Superficially, there is a distinctly '90s feel to the results of Serbia's third parliamentary election in less than four years.
The leaders of each of the three most successful parties - incumbent Prime Minister Aleksandar Vucic of the Progressives, the Socialists' Ivica Dacic and Radical Party founder Vojislav Seselj - all played their parts in the disastrous decade when Slobodan Milosevic was president.
Since 2008, Mr Vucic has recast himself as a pro-EU reformer - and his Progressives have taken almost half the votes in each of the past two elections. Mr Dacic has kept his Socialists in consecutive coalition governments and led negotiations to normalise relations with Kosovo.
Both have voiced their regret about the events of the 1990s.
"We all made some terrible mistakes," Mr Vucic told the BBC in 2013. "We need to find a better way for Serbia."
Only Mr Seselj remains unrepentant. He spent more than a decade in custody at The Hague, before the International Criminal Tribunal for the Former Yugoslavia finally acquitted him of war crimes last month.
On his return to the political scene, his rhetoric was as fiery as ever. The EU and Nato are one and the same, he says; those who support them are traitors to Serbia.
Clearly it is a line that retains some appeal. After missing the 5% threshold to enter parliament in the 2012 and 2014 elections, the Radicals are back, with around 8% of the vote.
Internationally, Mr Seselj's return to parliament is bound to raise eyebrows and even concerns. But in Serbia there is a more nuanced view.
"The right-wing parties are not the real threat," says Borko Stefanovic, a former senior figure in the Democratic Party who recently founded the Serbian Left.
"The real threat is poverty, unemployment and the lack of any perspective for our youth. You can get a job only if you're a member of the Progressive Party."
Veteran political commentator Bosko Jaksic suggests Mr Vucic may even welcome the return of his former mentor.
Not as an ally, but as a living retort to critics who suggest the prime minister is becoming autocratic.
"Vucic has learned how to appease politicians in Brussels - and he's doing it very well. He can do some necessary reforms - but also some unnecessary political moves relating to free speech and freedom of the media."
For his part, Mr Seselj has offered to join a coalition with the Progressives - as long as they drop Serbia's EU membership application. A response in the affirmative seems highly unlikely.
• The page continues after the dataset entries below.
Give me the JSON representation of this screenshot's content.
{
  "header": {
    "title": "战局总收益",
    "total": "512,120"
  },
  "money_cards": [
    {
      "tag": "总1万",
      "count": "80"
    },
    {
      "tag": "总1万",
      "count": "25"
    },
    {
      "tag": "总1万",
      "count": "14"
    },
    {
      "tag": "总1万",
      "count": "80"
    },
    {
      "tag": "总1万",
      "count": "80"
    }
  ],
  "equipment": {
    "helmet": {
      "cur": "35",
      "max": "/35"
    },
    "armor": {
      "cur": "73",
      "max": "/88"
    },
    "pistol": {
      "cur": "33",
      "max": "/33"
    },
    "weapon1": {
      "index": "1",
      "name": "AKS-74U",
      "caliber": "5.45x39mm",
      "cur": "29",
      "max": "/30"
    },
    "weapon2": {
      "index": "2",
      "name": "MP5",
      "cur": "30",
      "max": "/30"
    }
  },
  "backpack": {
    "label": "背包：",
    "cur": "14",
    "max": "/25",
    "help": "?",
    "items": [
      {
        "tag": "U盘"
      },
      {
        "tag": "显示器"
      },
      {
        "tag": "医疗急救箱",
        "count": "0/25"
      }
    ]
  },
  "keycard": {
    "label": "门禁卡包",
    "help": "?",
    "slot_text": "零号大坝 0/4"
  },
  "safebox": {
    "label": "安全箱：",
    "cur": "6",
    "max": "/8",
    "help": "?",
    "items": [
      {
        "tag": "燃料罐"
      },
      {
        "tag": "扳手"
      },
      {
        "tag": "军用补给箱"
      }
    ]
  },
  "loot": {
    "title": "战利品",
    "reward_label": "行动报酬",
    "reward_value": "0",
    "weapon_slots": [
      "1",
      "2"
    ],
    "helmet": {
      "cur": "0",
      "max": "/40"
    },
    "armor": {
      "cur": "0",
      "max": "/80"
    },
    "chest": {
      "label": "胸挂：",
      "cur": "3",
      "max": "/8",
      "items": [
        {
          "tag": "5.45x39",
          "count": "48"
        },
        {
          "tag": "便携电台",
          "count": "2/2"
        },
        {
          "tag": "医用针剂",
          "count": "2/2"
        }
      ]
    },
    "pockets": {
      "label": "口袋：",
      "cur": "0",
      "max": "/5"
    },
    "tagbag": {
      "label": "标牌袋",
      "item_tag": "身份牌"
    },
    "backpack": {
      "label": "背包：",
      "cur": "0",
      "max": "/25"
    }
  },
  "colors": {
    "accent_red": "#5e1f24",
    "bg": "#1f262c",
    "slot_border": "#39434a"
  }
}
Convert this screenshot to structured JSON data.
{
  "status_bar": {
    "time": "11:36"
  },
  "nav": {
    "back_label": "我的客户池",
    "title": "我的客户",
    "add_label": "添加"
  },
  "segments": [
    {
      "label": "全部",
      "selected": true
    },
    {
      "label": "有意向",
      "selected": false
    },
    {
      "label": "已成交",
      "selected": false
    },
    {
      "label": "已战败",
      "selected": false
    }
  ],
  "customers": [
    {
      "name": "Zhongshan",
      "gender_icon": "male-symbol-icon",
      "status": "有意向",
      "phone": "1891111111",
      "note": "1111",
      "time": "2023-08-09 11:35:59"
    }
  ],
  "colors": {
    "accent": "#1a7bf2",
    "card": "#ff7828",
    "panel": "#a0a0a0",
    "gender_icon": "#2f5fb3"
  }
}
The key players
Serbian Progressive Party (SNS), led by Aleksandar Vucic, centre-right
Founded in 2008, it has been in power since 2012. It won an overall majority two years ago, an unprecedented event in Serbia's short democratic history. It wants to pursue EU membership while maintaining good relations with Russia.
Socialist Party of Serbia (SPS), led by Ivica Dacic, left
Founded in 1990 by Serbia's late strongman Slobodan Milosevic. Its main goals are achieving more social justice, social welfare and finding a political solution for Kosovo. But it has supported austerity policies implemented by its coalition partner SNS.
Serbian Radical Party (SRS), led by Vojislav Seselj, ultra-nationalist
Founded in 1991, promoted since its early days a "Greater Serbia" comprising parts of Bosnia and Croatia where Serbs formed the majority. It opposes EU membership and supports a closer alliance with Russia.
Sources: AP, Reuters